__Directions__:
Take each line of the entries below that contains "name" and copy it.

__Dataset excerpts__:
══════

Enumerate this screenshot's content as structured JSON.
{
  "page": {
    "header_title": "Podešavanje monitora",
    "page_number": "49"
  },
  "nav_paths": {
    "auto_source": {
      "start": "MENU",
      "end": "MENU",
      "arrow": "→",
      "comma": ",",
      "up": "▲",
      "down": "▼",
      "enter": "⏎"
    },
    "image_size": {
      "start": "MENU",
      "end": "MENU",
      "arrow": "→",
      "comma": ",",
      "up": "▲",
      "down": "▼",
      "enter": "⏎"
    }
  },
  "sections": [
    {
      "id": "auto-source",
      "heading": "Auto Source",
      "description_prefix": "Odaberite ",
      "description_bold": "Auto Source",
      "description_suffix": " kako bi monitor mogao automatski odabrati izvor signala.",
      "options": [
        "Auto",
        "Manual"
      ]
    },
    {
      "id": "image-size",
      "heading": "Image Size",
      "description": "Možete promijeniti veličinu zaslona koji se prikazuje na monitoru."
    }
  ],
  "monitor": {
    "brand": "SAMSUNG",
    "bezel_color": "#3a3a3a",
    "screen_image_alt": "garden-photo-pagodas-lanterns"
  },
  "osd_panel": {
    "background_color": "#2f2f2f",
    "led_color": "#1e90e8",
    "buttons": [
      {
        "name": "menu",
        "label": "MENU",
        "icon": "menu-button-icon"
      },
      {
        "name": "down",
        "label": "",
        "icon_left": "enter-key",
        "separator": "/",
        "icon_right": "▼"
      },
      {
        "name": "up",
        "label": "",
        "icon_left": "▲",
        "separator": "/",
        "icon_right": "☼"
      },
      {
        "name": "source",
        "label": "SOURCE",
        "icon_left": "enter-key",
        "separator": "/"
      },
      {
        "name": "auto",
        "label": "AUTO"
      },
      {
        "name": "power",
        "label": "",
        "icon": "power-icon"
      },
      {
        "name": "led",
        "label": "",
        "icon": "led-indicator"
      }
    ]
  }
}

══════

__Answer box__:
        "name": "menu",
        "name": "down",
        "name": "up",
        "name": "source",
        "name": "auto",
        "name": "power",
        "name": "led",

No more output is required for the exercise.